Through these different texts I have gained insight and a deeper understanding into the true meaning of this overwhelmingly important topic confirming my belief that we all feel the need to belong and know our place in the world. In Peter Skrzynecki’s poem “Feliks Skrzynecki,” the poet explores his relationship with his father and the growing sense of detachment caused by cultural distance and a new cultural identity. The poem’s speaker illustrates the dilemma of a migrant’s child. He feels, that he does not fully belong, to either his birth country, Australia, or his father’s homeland, Poland. Throughout the poem we find many examples of hyphens, question marks and short sentences which all contribute to a sense of confusion about the speakers identity and where he belongs.
In the first stanza Peter Skrzynecki describes his father as “gentle” which evokes softness and warmth. He also speaks of his father’s detached relationship with the world. Although he may be lost in the new country he is content as he still has a strong identity and sense of belonging with his Polish heritage. However, the poem also exhibits the child’s feelings of detachment from his father’s homeland. A life that the poet knows nothing about is noted in the line: “ His Polish friends, always shook hands too violently.” There is an implication that the Poles can share something, feelings, from which the son is excluded, evident in the line “I never got used to…”
The final stanza changes the poem’s focus to the son and the loss of his inherited language altogether shown in the line “I forgot my first Polish word.” This sense of lost heritage, allows the responder to see the speaker’s dilemma; he feels ever more alienated from his father’s culture. While the father is driven to keep their heritage alive in his son, the final metaphor: “Watched me pegging my tents, further and further south of Hadrian’s Wall”, demonstrates the inevitability that the son will move further away from his father’s culture. This poem depicts the consequences of moving to a new land and the struggle to belong in a new culture, a process that involves some detachment and alienation.

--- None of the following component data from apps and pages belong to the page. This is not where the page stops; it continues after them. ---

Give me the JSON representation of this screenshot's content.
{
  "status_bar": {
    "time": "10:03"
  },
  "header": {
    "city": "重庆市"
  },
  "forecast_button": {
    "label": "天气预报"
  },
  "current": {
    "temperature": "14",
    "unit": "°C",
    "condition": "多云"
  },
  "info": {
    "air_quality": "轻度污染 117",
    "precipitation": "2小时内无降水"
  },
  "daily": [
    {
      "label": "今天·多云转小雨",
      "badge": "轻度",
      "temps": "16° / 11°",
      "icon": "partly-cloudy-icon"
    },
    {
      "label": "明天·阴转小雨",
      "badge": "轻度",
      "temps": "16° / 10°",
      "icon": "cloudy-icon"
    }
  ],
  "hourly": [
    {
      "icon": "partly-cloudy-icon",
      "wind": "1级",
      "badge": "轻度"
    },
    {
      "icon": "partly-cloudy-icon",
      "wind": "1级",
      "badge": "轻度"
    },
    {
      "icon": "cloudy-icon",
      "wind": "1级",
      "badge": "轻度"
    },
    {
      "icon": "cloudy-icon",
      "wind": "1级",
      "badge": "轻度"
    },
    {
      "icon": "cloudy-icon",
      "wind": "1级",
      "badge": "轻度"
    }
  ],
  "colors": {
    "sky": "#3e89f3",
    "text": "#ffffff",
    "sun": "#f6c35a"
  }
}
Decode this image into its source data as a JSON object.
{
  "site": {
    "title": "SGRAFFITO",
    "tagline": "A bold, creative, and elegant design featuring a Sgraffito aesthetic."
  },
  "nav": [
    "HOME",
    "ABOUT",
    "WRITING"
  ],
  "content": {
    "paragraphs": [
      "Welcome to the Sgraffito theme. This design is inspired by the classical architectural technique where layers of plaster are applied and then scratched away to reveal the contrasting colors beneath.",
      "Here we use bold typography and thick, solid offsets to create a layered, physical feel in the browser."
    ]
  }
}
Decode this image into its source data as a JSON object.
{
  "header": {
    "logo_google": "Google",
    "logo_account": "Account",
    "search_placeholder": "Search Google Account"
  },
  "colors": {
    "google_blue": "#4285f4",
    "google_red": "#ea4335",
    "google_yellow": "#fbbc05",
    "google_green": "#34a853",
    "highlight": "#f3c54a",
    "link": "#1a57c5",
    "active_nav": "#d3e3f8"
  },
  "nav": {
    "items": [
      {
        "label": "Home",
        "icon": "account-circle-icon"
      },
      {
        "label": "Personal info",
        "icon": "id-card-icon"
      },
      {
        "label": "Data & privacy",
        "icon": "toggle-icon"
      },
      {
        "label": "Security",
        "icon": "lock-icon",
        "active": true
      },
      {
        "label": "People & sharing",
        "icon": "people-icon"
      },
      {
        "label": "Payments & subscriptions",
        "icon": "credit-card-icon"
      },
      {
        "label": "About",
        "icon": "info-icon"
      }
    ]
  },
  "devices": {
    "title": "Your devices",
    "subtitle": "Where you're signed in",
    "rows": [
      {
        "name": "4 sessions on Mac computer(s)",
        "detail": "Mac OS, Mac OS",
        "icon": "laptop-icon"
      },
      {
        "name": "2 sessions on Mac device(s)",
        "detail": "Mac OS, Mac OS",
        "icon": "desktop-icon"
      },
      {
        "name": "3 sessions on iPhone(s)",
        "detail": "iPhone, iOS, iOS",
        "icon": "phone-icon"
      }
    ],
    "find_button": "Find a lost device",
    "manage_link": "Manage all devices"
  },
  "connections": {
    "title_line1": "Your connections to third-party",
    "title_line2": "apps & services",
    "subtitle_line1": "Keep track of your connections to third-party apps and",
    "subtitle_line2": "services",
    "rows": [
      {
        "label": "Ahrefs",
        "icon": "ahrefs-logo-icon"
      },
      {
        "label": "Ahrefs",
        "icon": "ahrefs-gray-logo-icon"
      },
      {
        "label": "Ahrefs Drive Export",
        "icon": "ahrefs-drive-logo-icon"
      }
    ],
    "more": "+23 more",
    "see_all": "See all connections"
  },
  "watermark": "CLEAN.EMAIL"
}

Saint Patrick’s College by Peter Skrzynecki is written from a child's perspective and has an autobiographical quality. This draws the audience in and makes it easier to sympathise with the speaker. This poem highlights the fact that Peter Skrzynecki never really felt he belonged in the expensive catholic school even though his mother thought it was “What was for the best.” The speaker auses dark humour in the second stanza when he mentions, “Luceat Lux Vestra, I thought it was a brand of soap.” This highlights that he did not understand why he was there at all. The similie “like a foreign tourist,” further adds to his feelings of strangness and seclusion.
The lines, “For our departing intentions, Our Lady still watching, Above unchanged by eight